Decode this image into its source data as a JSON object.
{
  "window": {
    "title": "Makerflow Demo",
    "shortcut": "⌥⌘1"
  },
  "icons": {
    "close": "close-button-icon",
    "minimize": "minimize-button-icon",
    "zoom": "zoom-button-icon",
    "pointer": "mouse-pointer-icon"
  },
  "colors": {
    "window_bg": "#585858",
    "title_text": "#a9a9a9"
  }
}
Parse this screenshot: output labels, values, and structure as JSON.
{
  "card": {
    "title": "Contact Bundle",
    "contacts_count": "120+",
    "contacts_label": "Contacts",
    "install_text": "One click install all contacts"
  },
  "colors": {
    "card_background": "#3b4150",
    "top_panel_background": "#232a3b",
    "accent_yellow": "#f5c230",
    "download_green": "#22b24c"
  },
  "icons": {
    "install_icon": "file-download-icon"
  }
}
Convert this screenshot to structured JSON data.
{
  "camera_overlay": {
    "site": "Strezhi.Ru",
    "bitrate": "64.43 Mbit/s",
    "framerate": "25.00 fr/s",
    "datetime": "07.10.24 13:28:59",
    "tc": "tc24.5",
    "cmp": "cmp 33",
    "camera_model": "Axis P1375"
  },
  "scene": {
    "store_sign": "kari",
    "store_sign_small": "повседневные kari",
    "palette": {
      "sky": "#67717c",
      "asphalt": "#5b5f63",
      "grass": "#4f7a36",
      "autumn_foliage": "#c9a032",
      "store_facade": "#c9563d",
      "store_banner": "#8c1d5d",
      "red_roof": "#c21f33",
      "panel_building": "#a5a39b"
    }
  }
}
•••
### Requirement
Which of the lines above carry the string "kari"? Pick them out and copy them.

### Result below
    "store_sign": "kari",
    "store_sign_small": "повседневные kari",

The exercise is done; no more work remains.